Even though ticket demand remained relatively low for many bowls, millions of viewers keep watching them. ESPN’s New Year’s Eve audience averaged 7.1 million viewers, up from 4.6 million the date in 2013 with far less-attractive games.
Even ESPN has some tinkering around the edges to do, though.
However, the Fiesta’s audience of 7.4 million was its lowest in Nielsen records and the Orange’s 8.9 million viewership was one of its lowest on record. The Peach dropped 43 percent by moving from primetime to an afternoon kickoff on Dec. 31.
So much for that Boise State national audience. Or Georgia Tech’s, for that matter.
This is just so much wishful thinking on Waters’ part.
This postseason marked the first time many conferences had more control over bowl matchups. Ticket allotments that schools are required to purchase from bowls were significantly reduced in new contracts.
“I think we got into a situation where the bowls were largely dependent on the teams for ticket sales,” Waters said. “I think you’ve got to see bowls getting back in the business of selling the two conferences in their game and go back to the old way of really marketing it locally.”
Good luck with that, fellas. The conferences and Mickey ain’t going for that anymore.
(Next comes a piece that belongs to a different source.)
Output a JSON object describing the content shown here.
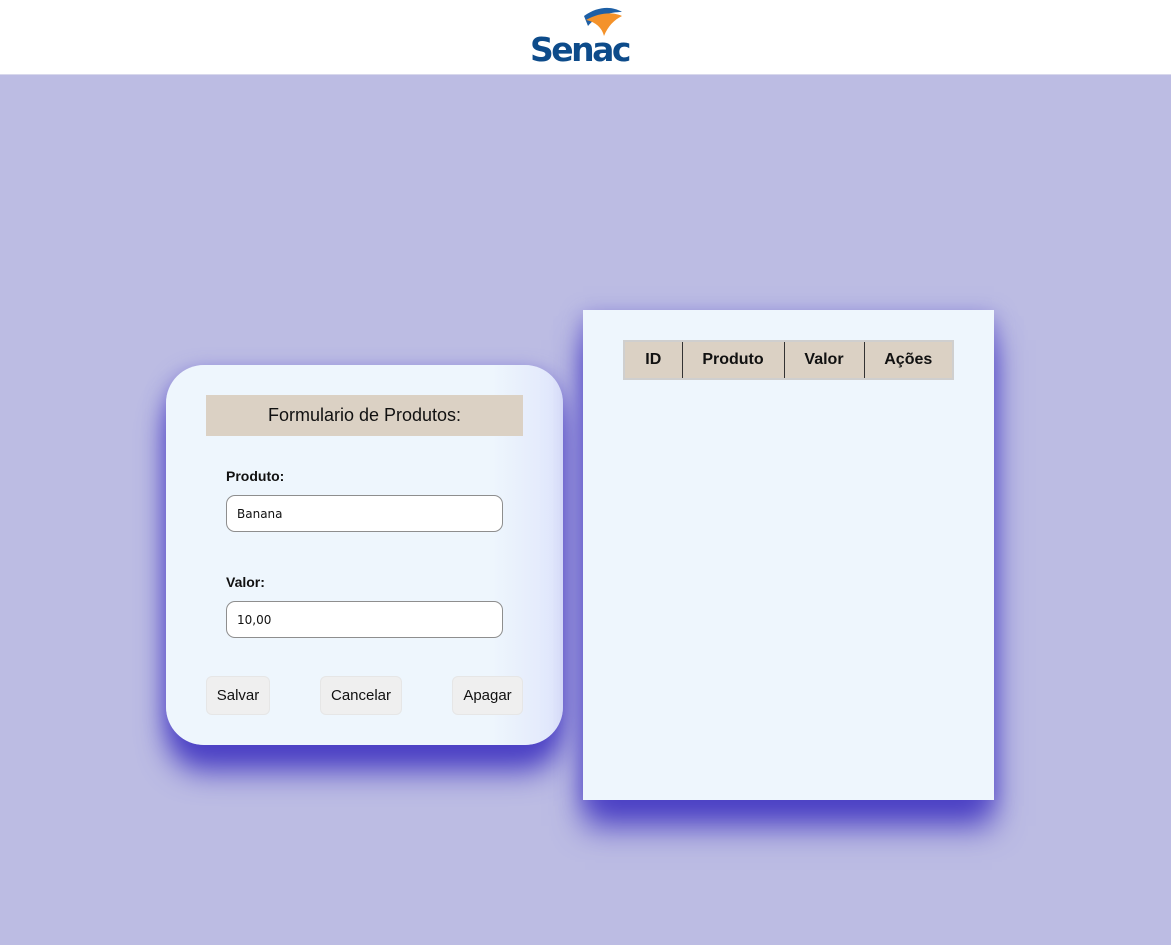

Andy Schwarz does a terrific job of exposing the bullshit behind the insistence that big time college athletics are almost universally run in the red. (If the economics are truly that dire, why do schools keep making the jump to D-1 sports?)
Even better, he makes three proposals for more honest accounting.
Step 1: Split athletic departments into two parts, one for football and basketball, one for everything else.
In essence, this splits profit generation from how those profits are spent, and quickly disentangles the false connection between football profits and field hockey expenses.
If the two departments were split into, say, the Football and Basketball Department (FBD) and the Olympic Sports Department (OSD), the schools themselves (and Congress, if it so chooses) could make better decisions about whether FBDs were being run efficiently enough to generate sufficient profit, or whether the people in charge of the FBDs were wasting money, perhaps by paying themselves too much…
Step 2: Cash accounting only.
Schools should use, and publish, cash-based accounting for their FBDs. No accrual accounting, no cost allocations, and no transfer prices. Unless an activity results in cash flowing out of the university (and not just from one university department to another), the FBD pays nothing for it.
Note: that means paying nothing for scholarships. Why? When the school charges the athletic department for a scholarship, no actual money leaves the university. The price it assigns for managerial purposes is ripe for funny-money bookkeeping…
Step 3: Provide honest incentives and use public scrutiny to keep things that way.
Once we have true measures of cash flow generated, schools should base the salary of their FBD directors on how much money they hand to the university in cash flow each year–or better yet, on a five-year average to avoid short-term gaming. To wit: the University of Texas’s FBD director could earn base pay of $50,000 per year, plus, five percent of all cash flow above a minimum target…
All of that is good. When you’re spending public dollars, the more transparency, the better. There’s one little problem, though.
Much as H.L. Menken advised that no one ever lost money underestimating the intelligence of the masses, I think it is nearly impossible to overestimate the power of profit-sharing on an administrator’s desire to show profits. Right now, if the choice is between handing your school $5 million in profits or $1 million in losses–and the latter lets you hand out raises to everyone in your department (including yourself) without affecting your tenure in any way–it’s hard to avoid the temptation to spend every dollar in your budget. Such is the oft-wasteful reality of use-it-or-lose-it budgeting: costs rise to whatever level is allowed.
Well, unless you’ve got a reserve fund to tend to, I guess. But the overall thrust of what’s there is laudable. If nothing else, it’s a valid platform from which to discuss meaningful reform. When the Coalition to Save Collegiate Sports comes calling with its proposals, perhaps it’s a starting point worth raising in response.